R. Alexander Acosta
R. Alexander Acosta became the second dean of the FIU Law in 2009. A native of Miami and first-generation lawyer, Dean Acosta earned his undergraduate degree from Harvard College and his law degree from Harvard Law School. After serving as law clerk to Justice Samuel A. Alito, Jr., then a judge on the U.S. Court of Appeals for the Third Circuit, Dean Acosta practiced law at the firm of Kirkland & Ellis and taught law at the George Mason School of Law.
Dean Acosta has served in three presidentially-appointed, senate-confirmed positions. He was a member of the National Labor Relations Board, where he participated in or authored more than 125 opinions. He went on to be the first Hispanic to hold the rank of Assistant Attorney General. Most recently, Dean Acosta served as the U.S. Attorney for Southern District of Florida, and was the longest serving U.S. Attorney in the District since the 1970s.
While Dean Acosta served as U.S. Attorney, the Southern District prosecuted a number of high-profile defendants, including Jack Abramoff for fraud, Jose Padilla for terrorism, Charles “Chuckie” Taylor Jr. for torture, (the first torture case of its kind in the U.S.), and the Cali Cartel founders Miguel and Gilberto Rodriquez-Orejuela for the importation of 200,000 kilos of cocaine, which resulted in a $2.1 billion forfeiture.
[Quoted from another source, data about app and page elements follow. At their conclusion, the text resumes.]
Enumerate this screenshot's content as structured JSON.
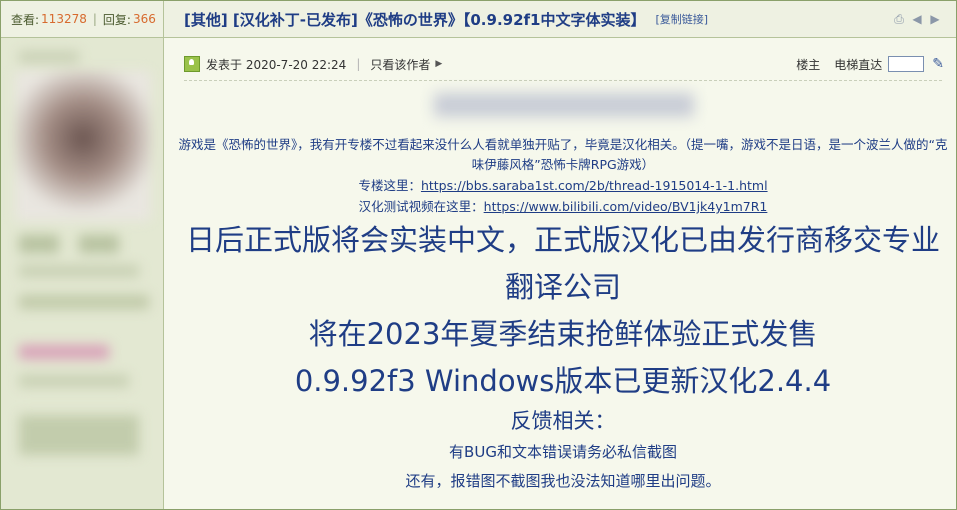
{
  "stats": {
    "views_label": "查看:",
    "views": "113278",
    "replies_label": "回复:",
    "replies": "366"
  },
  "thread": {
    "title": "[其他] [汉化补丁-已发布]《恐怖の世界》【0.9.92f1中文字体实装】",
    "copy_link": "[复制链接]"
  },
  "post": {
    "posted_at": "发表于 2020-7-20 22:24",
    "only_author": "只看该作者",
    "floor": "楼主",
    "elevator": "电梯直达",
    "para1": "游戏是《恐怖的世界》，我有开专楼不过看起来没什么人看就单独开贴了，毕竟是汉化相关。（提一嘴，游戏不是日语，是一个波兰人做的“克味伊藤风格”恐怖卡牌RPG游戏）",
    "thread_label": "专楼这里：",
    "thread_url": "https://bbs.saraba1st.com/2b/thread-1915014-1-1.html",
    "video_label": "汉化测试视频在这里：",
    "video_url": "https://www.bilibili.com/video/BV1jk4y1m7R1",
    "big1": "日后正式版将会实装中文，正式版汉化已由发行商移交专业翻译公司",
    "big2": "将在2023年夏季结束抢鲜体验正式发售",
    "big3": "0.9.92f3 Windows版本已更新汉化2.4.4",
    "feedback": "反馈相关：",
    "line1": "有BUG和文本错误请务必私信截图",
    "line2": "还有，报错图不截图我也没法知道哪里出问题。"
  },
  "colors": {
    "title": "#1f3d85",
    "accent_number": "#d76a2e",
    "border": "#8aa06a"
  }
}
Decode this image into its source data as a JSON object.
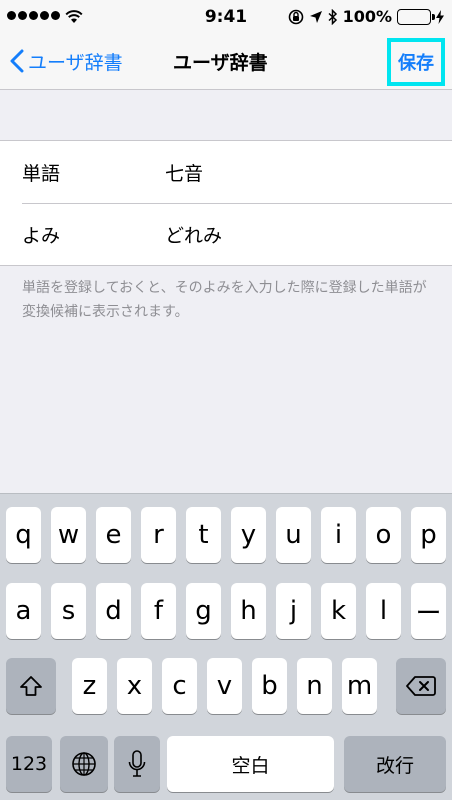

The District also targeted white collar crime, prosecuting several bank-related cases, including one against Swiss Bank UBS. The case resulted in UBS paying $780 million in fines, and for the first time in history, the bank provided the United States with the names of individuals who were using secret Swiss bank accounts to avoid U.S. taxes. Under Dean Acosta’s leadership, the District also focused on health care fraud and because the top district in the nation in health care fraud prosecution, charged more than 700 individuals responsible for more than $2 billion in fraud.
Dean Acosta additionally serves as the Chairman of U.S. Century Bank, the largest domestically-owned Hispanic community bank in Florida and one of the fifteen largest Hispanic community banks in the nation. He spearheaded the effort to establish the J.M. degree in banking compliance, BSA and anti-money-laundering at FIU Law. Dean Acosta also serves as Chairman of the Board of Trustees of Gulliver Schools, and has twice been named one of the nation’s 50 most influential Hispanics by Hispanic Business Magazine. He was named to the list of 100 most influential individuals in business ethics in 2008. He serves or has served on the Florida Innocence Commission, on the Florida Supreme Court’s Commission on Professionalism, on the Florida Supreme Court’s Access to Justice Commission, and on the American Bar Association’s Commission for Hispanic Rights and Responsibilities. In 2013, the South Florida Hispanic Chamber of Commerce presented Dean Acosta with the Chairman’s Higher Education Award in recognition of his “outstanding achievements, leadership and determination throughout a lifetime of caring and giving back to the community.”